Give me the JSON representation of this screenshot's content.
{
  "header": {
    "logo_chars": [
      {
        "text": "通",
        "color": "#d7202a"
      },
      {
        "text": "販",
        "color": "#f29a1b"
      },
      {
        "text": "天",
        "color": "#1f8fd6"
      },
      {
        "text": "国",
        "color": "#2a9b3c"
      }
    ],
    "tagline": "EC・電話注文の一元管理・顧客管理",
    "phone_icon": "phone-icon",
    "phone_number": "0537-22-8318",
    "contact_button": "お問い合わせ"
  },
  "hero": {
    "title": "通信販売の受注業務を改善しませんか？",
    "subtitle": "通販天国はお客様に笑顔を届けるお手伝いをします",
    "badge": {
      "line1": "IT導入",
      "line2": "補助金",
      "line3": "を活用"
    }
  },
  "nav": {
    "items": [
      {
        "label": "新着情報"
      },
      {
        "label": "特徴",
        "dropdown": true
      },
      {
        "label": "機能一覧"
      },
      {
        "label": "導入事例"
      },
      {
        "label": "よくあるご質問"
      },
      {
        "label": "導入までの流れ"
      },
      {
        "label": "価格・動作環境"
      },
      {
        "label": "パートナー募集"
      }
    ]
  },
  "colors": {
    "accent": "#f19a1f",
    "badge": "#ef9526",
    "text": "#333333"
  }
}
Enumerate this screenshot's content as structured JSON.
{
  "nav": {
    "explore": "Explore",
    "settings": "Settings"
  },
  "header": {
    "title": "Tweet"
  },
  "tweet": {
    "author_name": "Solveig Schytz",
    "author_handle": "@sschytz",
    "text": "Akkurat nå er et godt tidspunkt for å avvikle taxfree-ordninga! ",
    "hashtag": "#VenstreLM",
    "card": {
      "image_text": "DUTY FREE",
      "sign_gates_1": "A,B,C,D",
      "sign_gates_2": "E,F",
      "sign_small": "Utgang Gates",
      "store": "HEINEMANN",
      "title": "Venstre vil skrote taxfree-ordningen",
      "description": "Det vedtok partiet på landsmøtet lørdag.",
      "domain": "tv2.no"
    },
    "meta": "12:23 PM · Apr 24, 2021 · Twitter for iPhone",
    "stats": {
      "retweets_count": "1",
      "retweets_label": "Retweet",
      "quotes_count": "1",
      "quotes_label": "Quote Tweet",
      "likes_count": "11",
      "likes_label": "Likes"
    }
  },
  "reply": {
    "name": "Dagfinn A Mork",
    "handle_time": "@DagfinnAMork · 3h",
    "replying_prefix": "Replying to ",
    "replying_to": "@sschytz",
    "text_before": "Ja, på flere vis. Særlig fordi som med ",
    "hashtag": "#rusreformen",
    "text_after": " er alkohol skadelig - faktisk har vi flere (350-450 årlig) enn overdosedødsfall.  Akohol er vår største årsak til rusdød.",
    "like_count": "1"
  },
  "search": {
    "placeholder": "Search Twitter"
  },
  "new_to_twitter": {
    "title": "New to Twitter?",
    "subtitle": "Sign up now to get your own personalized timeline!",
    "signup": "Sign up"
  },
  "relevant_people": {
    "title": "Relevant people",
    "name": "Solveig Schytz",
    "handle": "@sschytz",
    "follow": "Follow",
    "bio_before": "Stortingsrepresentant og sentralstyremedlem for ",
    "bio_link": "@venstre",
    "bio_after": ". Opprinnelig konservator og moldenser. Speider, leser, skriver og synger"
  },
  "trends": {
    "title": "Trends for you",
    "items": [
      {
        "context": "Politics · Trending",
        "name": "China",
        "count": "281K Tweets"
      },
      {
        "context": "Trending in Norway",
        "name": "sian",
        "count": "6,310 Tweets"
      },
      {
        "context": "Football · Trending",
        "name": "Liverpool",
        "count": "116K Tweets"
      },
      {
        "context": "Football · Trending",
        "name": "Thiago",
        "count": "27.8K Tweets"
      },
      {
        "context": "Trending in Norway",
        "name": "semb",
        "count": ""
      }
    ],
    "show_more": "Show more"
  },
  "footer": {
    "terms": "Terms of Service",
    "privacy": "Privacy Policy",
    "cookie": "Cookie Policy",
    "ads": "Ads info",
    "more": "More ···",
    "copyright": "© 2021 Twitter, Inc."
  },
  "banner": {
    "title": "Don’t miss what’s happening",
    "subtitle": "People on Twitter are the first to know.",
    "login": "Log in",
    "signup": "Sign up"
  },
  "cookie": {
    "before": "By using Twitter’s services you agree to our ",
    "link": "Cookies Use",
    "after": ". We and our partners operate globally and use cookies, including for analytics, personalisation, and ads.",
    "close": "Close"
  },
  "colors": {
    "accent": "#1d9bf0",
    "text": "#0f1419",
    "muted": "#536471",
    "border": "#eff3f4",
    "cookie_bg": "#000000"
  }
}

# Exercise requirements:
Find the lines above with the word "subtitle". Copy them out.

# Reply:
    "subtitle": "通販天国はお客様に笑顔を届けるお手伝いをします",
    "subtitle": "Sign up now to get your own personalized timeline!",
    "subtitle": "People on Twitter are the first to know.",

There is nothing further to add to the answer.